If we allow ourselves to commit the fallacy of looking at things in a superficial manner — that is nearly devoid of critical thought and proper scrutiny — then we will run the risk of being quicker to point our fingers at the nearest suspect.

However remotely associated with terrorism they are. With Saudi Arabia becoming a reliable scapegoat for the media to take aim at with minimally researched accusations and falsified allegations, both readers and viewers will be unfairly shielded from the facts and the figures that they are entitled to.

Since they deserve to know the truth and learn about the real sources of terrorism, it is only fair to them and to the integrity of the media to have the unadulterated facts presented to them in order for them to reach their own conclusions.

In fact, I think that presenting the facts as they are is considered the best way to educate the masses about national security matters that are of concern to all the interconnected countries of the world. Indeed, what is happening in the Middle East affects the West as much as it affects the East.

When we talk about what is infamously referred to as Wahhabism in Saudi Arabia, we are talking about labels, meanings and concepts that not only are very loose, but are never even used in Saudi discourse to refer to any religious establishment.

Granted, it is true that Saudi Arabia is considered to be a conservative state that uses the Quran and the Prophet’s sayings and practices as the core pillars of its constitution, and that there is still plenty of room for cultural and social reform, as do many other nations in varying degrees.

However, to accuse Saudi of spreading the ideology of violent extremism and terrorism is nothing but pure conjecture that is based on a shaky foundation of uncorroborated assumptions. Let us turn to the facts, like the fact that Saudi Arabia is the largest state sponsor of the United Nations Fund for the fight against terrorism, with a contribution of $110 million.

The facts also state that Saudi Arabia is one of the most susceptible to terrorist attacks, whether it’s from Al-Qaeda, Islamic State in Iraq and Syria (ISIS) or Hezbollah, as it has been subjected to more than 30 terrorist attacks by Al-Qaeda and more than 20 terrorist attacks by ISIS, the latter of which has bombed mosques, and targeted both civilians and security personnel.

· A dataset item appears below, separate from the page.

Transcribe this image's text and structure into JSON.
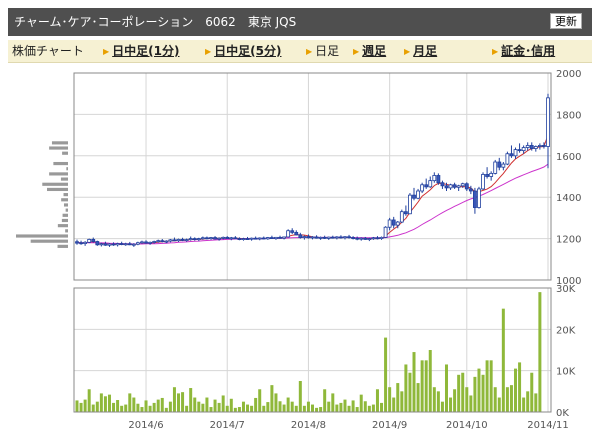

Additionally, Saudi authorities thwarted 17 ISIS attempts to attack and disrupt the Kingdom’s security, including one where an ISIS militant tried to attack the U.S. Consulate in Jeddah. These facts, however, may still not be enough for some people who insist on promoting the idea that Saudi Arabia is reaping what it has sown, as they claim that the Saudi built religious schools around the world that encourage militancy and extremism.

This brings us to the second set of facts, of which cannot be reached unless we ask the following two questions: First, where does ISIS predominantly operate on the ground? The answer is obviously Iraq, Syria and Libya. Second, how many religious schools (referred to colloquially as “Madrasas”) have been built by Saudi Arabia in these three countries? The answer is zero. That’s because Saddam Hussein, Hafez Al-Assad, his son Bashar, and Muammar Al-Gaddafi have vehemently denied any Saudi cultural or religious presence on their lands.

These are the facts that must be put into consideration in order for us to reassess a multitude of issues that need to be clarified with careful, objective and exhaustive scrutiny.

In spite of all the aforementioned facts, Saudi Arabia still has a responsibility to eradicate extremism both militarily and ideologically, which is a responsibility it shares with every other nation that wants a more peaceful and economically prosperous global community.

In light of all of the above, why are there still voices insisting on linking Saudi Arabia to terrorism through unsubstantiated theories?

Additionally, why is there a seemingly concerted media effort to obscure Iran’s crimes against its neighbors as well as the United States, or the fact that Iran has been declared a global terrorism sponsor by the U.S. government?

In addition, why does the media seem to forget that Iran’s aggressions has directly and indirectly caused the death of American soldiers and citizens, whether through its Revolutionary Guards or through extremist militias such as Hezbollah?

The most perplexing question is: Why have both Al-Qaeda and ISIS never initiated any attack on Iranian soil? The answer to this question might explain why the U.S. Treasury Department listed and sanctioned a number of Al-Qaeda leaders a couple of weeks ago, all of whom are currently residing in Iran.

These are the questions that are in need of immediate answers. U.S. national security deserves to be both reinforced and protected, as the security of the United States is in fact an extension of global security. As such, the presence of voices that continue to conceal facts and propagate baseless assumptions that are far from the truth will have an inevitable effect on finding the right solutions to bolster the strength and durability of global security.

Going back to Saudi Arabia, the most important question now is: Other than ISIS, Al-Qaeda or Iran, who stands to benefit from promoting the now fashionable demonization of Saudi Arabia, which is considered, by the testimony of the leaders and the officials of the civilized world, to be a trusted and reliable ally against terrorism?

Salman Al-Ansari is the Founder & President of the Washington DC-based Saudi American Public Relation Affairs Committee (SAPRAC).

The views expressed by contributors are their own and not the views of The Hill.